● **WORK TASK**
Among the entries below, find the lines holding "values" and copy them.

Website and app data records
——————————
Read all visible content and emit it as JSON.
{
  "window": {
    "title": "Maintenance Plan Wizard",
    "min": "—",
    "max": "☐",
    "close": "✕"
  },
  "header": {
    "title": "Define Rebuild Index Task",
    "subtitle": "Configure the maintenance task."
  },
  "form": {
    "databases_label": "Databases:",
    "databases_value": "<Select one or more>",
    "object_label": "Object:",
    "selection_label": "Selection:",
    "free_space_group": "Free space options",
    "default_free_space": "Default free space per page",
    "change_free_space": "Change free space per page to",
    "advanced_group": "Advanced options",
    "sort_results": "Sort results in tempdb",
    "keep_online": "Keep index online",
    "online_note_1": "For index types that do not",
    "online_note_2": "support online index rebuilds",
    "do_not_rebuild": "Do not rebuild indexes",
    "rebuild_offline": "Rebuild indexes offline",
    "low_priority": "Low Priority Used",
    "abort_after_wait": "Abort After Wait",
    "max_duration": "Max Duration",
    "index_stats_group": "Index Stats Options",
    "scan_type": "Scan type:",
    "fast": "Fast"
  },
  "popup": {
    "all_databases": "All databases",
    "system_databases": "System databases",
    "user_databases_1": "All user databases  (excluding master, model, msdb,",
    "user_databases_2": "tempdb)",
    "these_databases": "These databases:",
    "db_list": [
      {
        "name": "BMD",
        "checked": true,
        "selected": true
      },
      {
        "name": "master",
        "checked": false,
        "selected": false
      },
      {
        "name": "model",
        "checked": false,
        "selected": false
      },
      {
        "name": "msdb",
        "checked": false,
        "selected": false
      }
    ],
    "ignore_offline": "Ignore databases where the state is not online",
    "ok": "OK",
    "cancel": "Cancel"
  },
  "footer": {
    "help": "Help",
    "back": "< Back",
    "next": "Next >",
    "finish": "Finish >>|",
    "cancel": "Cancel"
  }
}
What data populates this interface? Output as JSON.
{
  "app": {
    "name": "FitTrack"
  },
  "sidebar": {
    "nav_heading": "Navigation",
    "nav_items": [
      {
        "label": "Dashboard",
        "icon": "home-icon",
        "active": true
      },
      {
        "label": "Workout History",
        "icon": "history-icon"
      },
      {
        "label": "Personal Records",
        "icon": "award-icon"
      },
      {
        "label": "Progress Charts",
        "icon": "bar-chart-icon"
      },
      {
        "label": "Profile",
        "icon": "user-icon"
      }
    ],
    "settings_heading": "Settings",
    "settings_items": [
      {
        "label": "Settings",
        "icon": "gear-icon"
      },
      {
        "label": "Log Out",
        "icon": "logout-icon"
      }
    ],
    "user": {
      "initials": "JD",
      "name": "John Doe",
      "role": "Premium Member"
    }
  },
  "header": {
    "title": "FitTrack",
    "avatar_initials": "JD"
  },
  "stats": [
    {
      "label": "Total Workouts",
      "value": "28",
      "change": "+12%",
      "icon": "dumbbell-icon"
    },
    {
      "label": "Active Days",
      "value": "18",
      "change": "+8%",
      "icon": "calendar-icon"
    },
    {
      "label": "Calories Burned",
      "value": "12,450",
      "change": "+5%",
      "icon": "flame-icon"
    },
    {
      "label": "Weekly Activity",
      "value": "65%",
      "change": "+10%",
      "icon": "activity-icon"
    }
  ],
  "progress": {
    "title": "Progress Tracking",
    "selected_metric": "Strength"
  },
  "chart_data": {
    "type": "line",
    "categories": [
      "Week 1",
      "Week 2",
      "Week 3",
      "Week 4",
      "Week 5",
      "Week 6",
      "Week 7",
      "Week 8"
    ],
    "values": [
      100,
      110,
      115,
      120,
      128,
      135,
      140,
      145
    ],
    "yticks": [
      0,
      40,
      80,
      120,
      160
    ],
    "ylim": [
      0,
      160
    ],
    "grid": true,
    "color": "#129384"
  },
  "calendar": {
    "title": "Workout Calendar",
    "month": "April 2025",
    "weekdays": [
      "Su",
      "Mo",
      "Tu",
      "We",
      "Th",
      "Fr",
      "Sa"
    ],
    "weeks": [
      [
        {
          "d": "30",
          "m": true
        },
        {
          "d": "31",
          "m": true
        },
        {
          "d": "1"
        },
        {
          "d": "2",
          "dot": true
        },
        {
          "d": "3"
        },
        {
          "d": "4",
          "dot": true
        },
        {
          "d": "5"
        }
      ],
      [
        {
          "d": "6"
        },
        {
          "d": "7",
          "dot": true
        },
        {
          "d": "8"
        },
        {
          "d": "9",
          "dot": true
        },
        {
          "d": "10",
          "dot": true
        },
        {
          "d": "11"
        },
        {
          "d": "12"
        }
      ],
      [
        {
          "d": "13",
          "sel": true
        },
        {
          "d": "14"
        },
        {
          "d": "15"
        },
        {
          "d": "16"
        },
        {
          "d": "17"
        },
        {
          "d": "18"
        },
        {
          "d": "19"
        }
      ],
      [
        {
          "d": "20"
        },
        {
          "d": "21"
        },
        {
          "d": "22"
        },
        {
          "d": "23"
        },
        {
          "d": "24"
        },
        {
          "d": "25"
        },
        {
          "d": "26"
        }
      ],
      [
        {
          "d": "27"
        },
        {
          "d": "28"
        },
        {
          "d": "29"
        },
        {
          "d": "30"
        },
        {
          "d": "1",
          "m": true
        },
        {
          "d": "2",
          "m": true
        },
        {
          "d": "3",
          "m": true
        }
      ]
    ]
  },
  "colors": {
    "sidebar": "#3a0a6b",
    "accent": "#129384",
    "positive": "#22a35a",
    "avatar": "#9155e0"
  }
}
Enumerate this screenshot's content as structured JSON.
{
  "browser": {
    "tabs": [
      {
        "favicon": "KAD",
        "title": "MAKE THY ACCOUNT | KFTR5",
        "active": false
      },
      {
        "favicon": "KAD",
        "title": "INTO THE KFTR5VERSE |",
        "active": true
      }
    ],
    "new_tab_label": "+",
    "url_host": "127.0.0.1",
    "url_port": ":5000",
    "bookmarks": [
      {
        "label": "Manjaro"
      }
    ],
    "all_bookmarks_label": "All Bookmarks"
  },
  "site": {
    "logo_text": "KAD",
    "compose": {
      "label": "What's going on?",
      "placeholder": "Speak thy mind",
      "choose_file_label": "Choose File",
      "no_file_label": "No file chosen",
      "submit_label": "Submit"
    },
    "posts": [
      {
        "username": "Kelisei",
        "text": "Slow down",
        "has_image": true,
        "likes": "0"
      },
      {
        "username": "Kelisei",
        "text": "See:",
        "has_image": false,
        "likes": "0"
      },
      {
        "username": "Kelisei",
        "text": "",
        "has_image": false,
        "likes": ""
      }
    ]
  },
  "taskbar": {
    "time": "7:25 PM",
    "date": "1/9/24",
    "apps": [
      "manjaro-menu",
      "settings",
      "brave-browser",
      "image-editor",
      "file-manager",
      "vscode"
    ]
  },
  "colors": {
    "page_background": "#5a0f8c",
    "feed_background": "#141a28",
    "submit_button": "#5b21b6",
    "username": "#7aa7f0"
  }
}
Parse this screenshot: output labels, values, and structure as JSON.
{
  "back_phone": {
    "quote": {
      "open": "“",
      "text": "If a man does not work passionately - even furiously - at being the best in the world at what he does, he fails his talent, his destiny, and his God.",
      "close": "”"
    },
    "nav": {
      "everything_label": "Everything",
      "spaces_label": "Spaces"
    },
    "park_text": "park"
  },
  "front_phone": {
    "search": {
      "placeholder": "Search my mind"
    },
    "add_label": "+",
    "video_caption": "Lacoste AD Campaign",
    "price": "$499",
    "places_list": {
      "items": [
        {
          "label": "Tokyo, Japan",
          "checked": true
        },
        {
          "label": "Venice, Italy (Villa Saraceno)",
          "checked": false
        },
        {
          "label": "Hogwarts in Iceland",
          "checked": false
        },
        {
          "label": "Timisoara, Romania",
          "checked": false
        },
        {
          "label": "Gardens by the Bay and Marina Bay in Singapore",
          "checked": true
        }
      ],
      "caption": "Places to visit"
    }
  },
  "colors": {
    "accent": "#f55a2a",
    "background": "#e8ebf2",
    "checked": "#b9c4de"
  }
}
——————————
● **THE ANSWER**
    "values": [
Parse this screenshot: output labels, values, and structure as JSON.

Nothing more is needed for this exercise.